The State of Judaea: A Retraction
Now... I'm on the right hand side of the bell curve when it comes to intelligence and problem solving abilities. I always have been. I see patterns. And a thought occurred to me. There was no way, I thought to myself, that we were ever going to be able to change Israel into a real Jewish state, where real Jewish values reigned supreme, and where the pathetic rulers of the state didn't want to rub up against the legs of the heads of the US and Europe and get petted and scritched behind the ear.
And I thought about how similar modern Israel is to the ancient kingdom of Israel, which consisted of the northern 10 tribes, and which was Jewish, but not so very Jewish. Where they prayed to God, but they also prayed to Baal, because that's what everyone did. But back then, there was another kingdom of Jews, and it was called Judah, or Judea. It was a kingdom ruled by the House of King David, where more than just lip service was given to the Torah.
Maybe, I thought, it was necessary to reverse the historical progression in order to get back to a united kingdom like that of David and Solomon. Maybe what we needed to do was create a State of Judaea in Judea, Samaria and Gaza. A state which would be a real Jewish state. Maybe that would create an example which would lead to other faithful Jews in the region joining us, and eventually bringing us back to the Torah.
I was excited about this idea, so I sat down and wrote a letter to Rabbi Kahane, detailing it.
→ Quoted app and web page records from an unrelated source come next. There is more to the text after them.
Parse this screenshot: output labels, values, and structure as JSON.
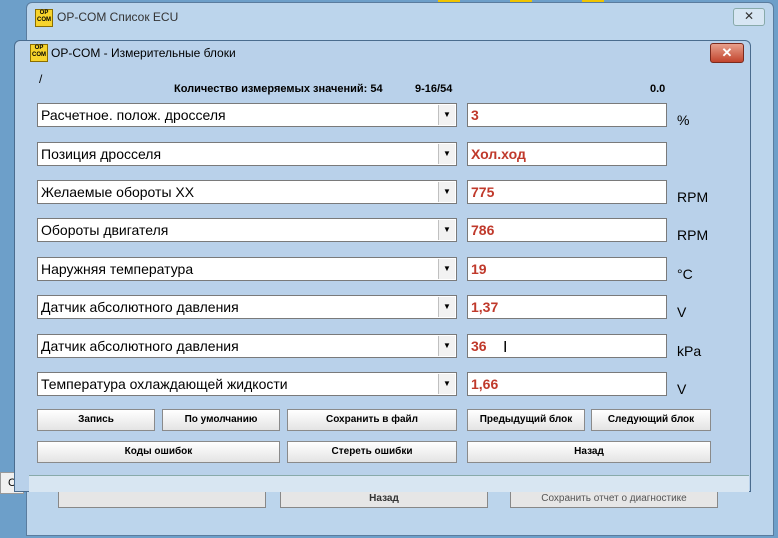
{
  "background_window": {
    "title": "OP-COM Список ECU",
    "close_label": "✕",
    "status_char": "С",
    "bottom_buttons": [
      "Назад",
      "Сохранить отчет о диагностике"
    ]
  },
  "window": {
    "title": "OP-COM - Измерительные блоки",
    "close_label": "✕",
    "logo_text": "OP COM"
  },
  "header": {
    "path": "/",
    "count_label": "Количество измеряемых значений: 54",
    "range": "9-16/54",
    "right_value": "0.0"
  },
  "rows": [
    {
      "label": "Расчетное. полож. дросселя",
      "value": "3",
      "unit": "%"
    },
    {
      "label": "Позиция дросселя",
      "value": "Хол.ход",
      "unit": ""
    },
    {
      "label": "Желаемые обороты ХХ",
      "value": "775",
      "unit": "RPM"
    },
    {
      "label": "Обороты двигателя",
      "value": "786",
      "unit": "RPM"
    },
    {
      "label": "Наружняя температура",
      "value": "19",
      "unit": "°C"
    },
    {
      "label": "Датчик абсолютного давления",
      "value": "1,37",
      "unit": "V"
    },
    {
      "label": "Датчик абсолютного давления",
      "value": "36",
      "unit": "kPa"
    },
    {
      "label": "Температура охлаждающей жидкости",
      "value": "1,66",
      "unit": "V"
    }
  ],
  "buttons": {
    "record": "Запись",
    "default": "По умолчанию",
    "save_file": "Сохранить в файл",
    "prev_block": "Предыдущий блок",
    "next_block": "Следующий блок",
    "error_codes": "Коды ошибок",
    "clear_errors": "Стереть ошибки",
    "back": "Назад"
  },
  "colors": {
    "value_text": "#c0392b",
    "window_bg": "#b9d1ea",
    "close_button": "#c2452e"
  }
}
That was about 1983 or so. In 1987, I made aliya, and in January 1989, a kenes (convention?) was held in the Binyanei HaUmma convention center to declare the State of Judaea. I never spoke with Rabbi Kahane about whether he had thought of it before I'd written to him, because it didn't really matter. I was just glad to see things getting under way.
The gathering was a little disappointing. Rabbi Kahane stood up and said, "We don't want there to be a State of Judaea. We want Israel to annex the territories. But immediately after he spoke, another rabbi there stood and said, "I disagree. I think we should have a State of Judaea, period. Let us annex Israel eventually." He got quite a round of applause for that.
Well, the idea never really went anywhere. It was never really taken seriously. And now... I want to retract the idea altogether, for whatever good that'll do. Because you see, my basic premise is no longer true. My basic premise was that there was no way the modern State of Israel would ever be brought around to be a real Jewish state. A state with a truly Jewish outlook. But that was before Moshe Feiglin and Manhigut Yehudit arrived on the scene. Now we really do have a chance of turning Israel around. And that being the case, the State of Judaea is wholly unnecessary.